Exercise aim: Check each line of the material below for "mainthub" and copy those where it appears.

Given records:
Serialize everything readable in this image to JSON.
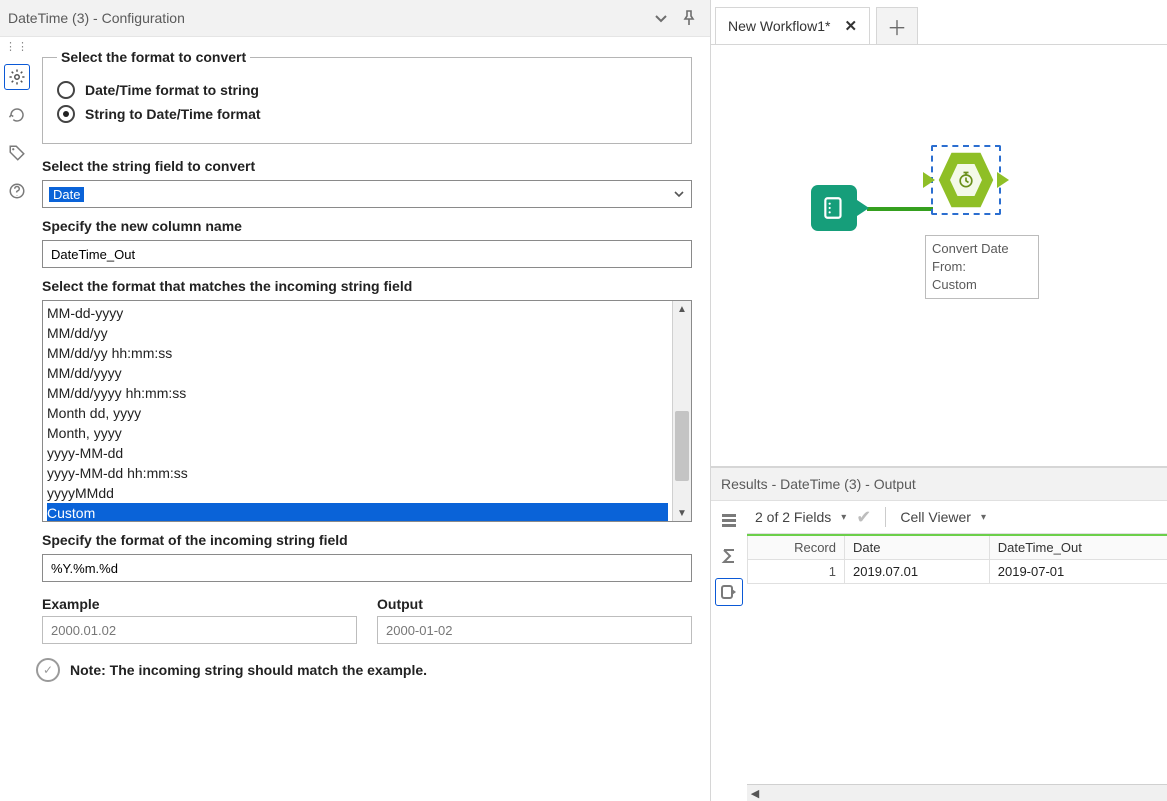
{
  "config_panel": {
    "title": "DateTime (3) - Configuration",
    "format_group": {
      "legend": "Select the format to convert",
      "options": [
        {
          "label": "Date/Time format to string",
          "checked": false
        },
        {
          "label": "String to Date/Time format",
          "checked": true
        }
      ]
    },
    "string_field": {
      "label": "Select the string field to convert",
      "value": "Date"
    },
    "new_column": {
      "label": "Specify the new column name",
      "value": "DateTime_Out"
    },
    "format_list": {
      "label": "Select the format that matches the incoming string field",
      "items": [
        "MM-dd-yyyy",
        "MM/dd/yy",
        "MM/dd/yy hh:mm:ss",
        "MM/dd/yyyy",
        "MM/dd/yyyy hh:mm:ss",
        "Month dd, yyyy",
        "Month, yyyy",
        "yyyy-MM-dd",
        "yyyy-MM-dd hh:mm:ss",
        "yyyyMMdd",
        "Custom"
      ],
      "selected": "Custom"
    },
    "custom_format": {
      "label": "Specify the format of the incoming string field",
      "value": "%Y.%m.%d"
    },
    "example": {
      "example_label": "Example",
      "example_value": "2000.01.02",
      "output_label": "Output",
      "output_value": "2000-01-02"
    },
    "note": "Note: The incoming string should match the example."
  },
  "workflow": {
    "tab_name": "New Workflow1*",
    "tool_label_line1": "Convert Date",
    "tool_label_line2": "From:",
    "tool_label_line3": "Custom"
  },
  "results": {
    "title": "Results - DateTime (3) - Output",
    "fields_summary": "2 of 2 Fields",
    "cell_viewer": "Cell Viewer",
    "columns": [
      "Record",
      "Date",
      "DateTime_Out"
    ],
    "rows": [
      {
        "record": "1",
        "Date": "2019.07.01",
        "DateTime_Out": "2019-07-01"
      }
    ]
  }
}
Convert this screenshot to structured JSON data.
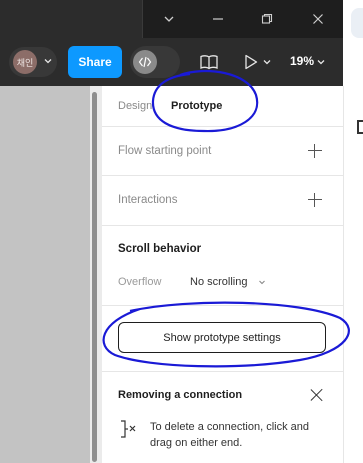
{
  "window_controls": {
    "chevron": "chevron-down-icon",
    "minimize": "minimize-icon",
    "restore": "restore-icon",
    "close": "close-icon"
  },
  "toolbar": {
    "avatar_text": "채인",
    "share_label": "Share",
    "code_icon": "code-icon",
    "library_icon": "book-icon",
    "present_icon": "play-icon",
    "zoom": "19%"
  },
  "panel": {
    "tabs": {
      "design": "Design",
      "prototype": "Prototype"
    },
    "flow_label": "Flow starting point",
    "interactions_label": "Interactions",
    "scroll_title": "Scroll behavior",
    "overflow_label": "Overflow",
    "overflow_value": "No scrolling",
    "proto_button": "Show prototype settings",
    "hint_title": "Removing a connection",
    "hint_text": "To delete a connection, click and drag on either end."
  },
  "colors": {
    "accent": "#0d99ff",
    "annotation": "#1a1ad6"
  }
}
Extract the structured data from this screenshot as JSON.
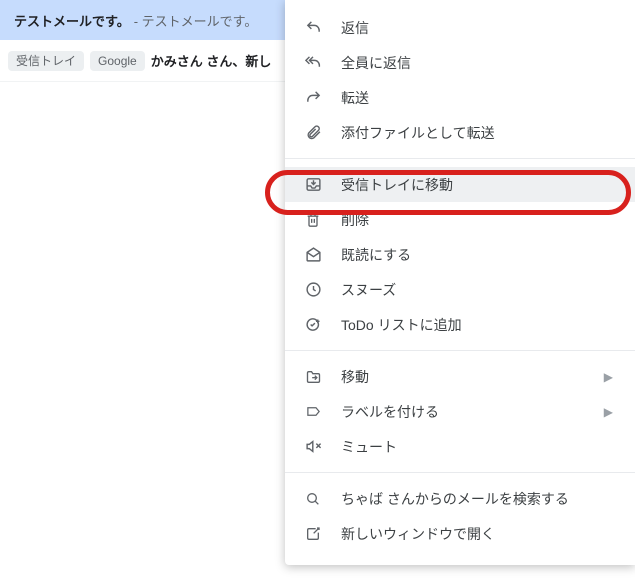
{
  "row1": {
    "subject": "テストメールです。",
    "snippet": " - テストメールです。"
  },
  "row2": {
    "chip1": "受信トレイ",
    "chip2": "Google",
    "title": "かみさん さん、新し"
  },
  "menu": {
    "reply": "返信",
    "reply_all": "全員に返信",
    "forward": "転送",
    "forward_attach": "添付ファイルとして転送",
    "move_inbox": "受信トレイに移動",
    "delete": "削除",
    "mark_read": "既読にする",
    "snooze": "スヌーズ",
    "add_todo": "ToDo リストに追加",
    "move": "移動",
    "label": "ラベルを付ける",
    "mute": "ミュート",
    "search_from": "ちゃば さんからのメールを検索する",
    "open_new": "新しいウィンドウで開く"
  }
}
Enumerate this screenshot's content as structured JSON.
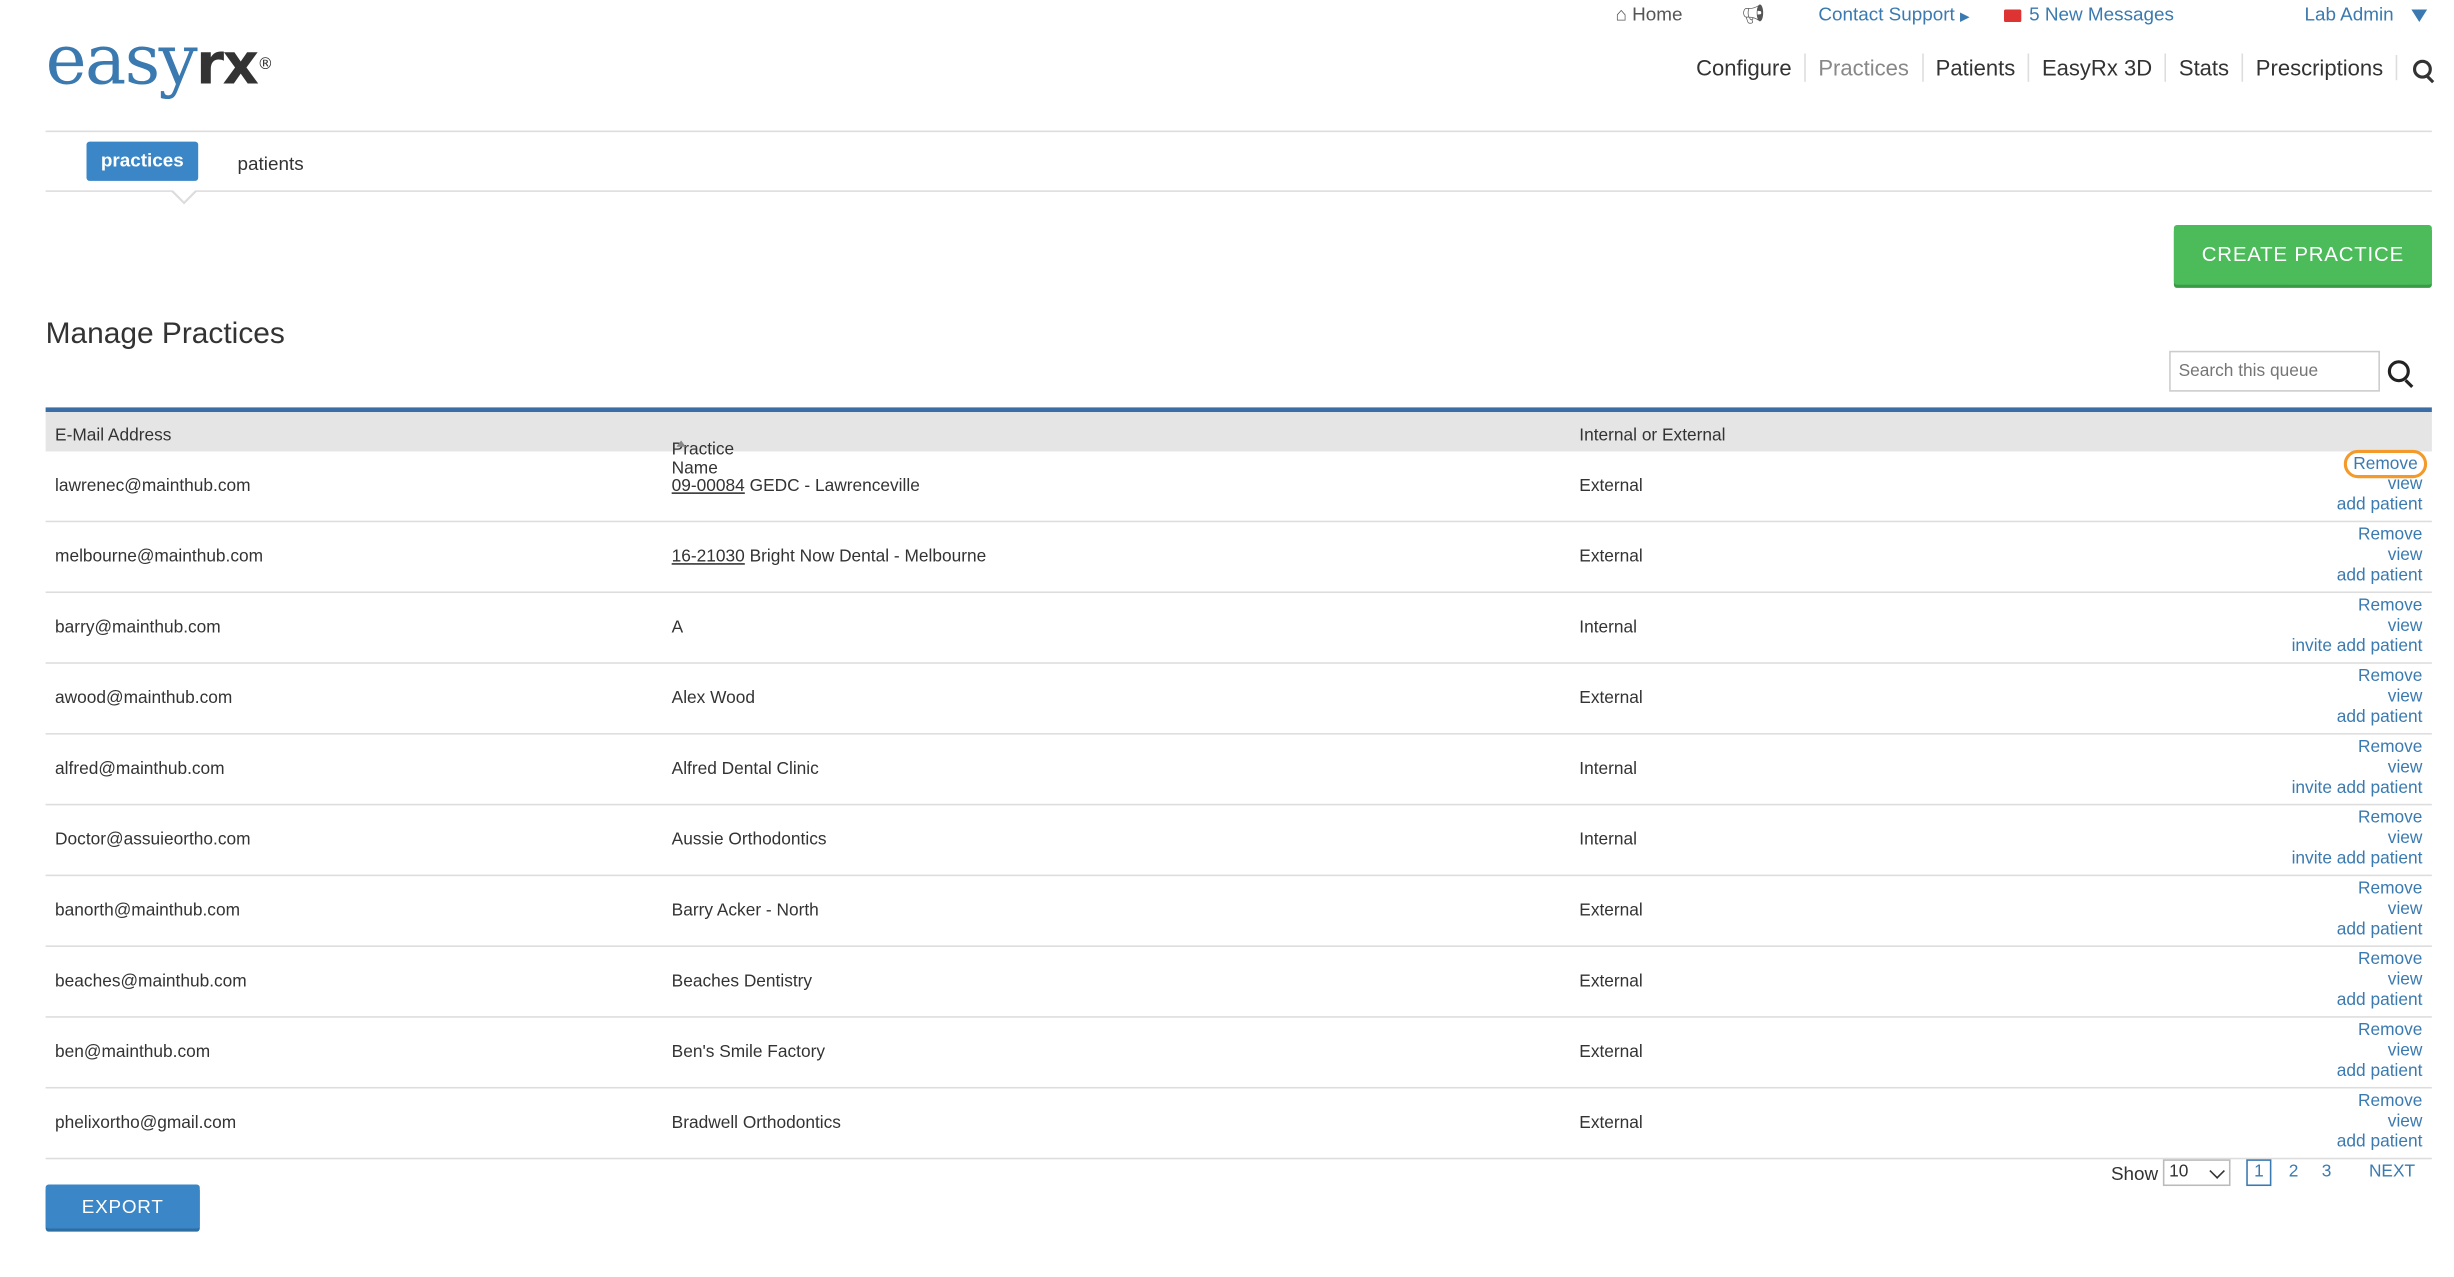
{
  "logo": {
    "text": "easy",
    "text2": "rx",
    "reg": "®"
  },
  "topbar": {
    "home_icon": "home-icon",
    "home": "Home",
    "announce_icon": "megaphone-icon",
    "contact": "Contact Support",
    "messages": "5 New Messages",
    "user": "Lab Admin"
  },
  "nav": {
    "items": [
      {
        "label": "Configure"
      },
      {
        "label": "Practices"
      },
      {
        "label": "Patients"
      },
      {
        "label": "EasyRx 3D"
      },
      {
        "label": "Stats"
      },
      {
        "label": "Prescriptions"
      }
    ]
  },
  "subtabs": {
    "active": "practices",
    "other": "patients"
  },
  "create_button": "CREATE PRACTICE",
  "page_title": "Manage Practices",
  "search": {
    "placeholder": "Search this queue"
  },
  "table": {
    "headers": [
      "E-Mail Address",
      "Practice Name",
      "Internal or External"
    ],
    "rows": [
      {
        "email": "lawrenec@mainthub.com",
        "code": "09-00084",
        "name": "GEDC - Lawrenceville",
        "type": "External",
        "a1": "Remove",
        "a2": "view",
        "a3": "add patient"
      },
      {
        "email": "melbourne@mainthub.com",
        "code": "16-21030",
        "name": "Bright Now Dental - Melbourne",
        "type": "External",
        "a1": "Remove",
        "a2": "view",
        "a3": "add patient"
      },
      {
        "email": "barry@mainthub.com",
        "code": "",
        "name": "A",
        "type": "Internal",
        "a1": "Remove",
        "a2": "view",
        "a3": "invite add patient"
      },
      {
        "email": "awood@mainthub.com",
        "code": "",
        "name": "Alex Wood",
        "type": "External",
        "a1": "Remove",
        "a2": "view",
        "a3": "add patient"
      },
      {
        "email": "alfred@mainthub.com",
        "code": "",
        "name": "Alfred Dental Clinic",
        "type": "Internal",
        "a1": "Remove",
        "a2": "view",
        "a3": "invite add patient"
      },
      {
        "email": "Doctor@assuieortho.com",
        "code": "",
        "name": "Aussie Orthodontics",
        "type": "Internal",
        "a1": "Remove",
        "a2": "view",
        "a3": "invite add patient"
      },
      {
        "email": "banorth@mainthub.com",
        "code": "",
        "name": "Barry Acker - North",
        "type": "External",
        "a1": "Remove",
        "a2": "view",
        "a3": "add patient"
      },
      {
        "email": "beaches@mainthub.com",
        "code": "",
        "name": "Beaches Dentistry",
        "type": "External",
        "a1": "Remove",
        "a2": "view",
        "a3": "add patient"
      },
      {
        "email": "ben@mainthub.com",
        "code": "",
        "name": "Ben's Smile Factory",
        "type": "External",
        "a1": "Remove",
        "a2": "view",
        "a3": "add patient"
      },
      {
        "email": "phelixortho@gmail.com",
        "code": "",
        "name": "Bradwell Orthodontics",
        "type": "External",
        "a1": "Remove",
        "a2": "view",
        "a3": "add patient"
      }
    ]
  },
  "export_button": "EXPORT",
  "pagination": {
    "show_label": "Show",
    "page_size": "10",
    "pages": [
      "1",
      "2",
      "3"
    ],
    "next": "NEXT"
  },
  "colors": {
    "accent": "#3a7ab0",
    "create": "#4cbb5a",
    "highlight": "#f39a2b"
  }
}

Result of the exercise:
        "email": "lawrenec@mainthub.com",
        "email": "melbourne@mainthub.com",
        "email": "barry@mainthub.com",
        "email": "awood@mainthub.com",
        "email": "alfred@mainthub.com",
        "email": "banorth@mainthub.com",
        "email": "beaches@mainthub.com",
        "email": "ben@mainthub.com",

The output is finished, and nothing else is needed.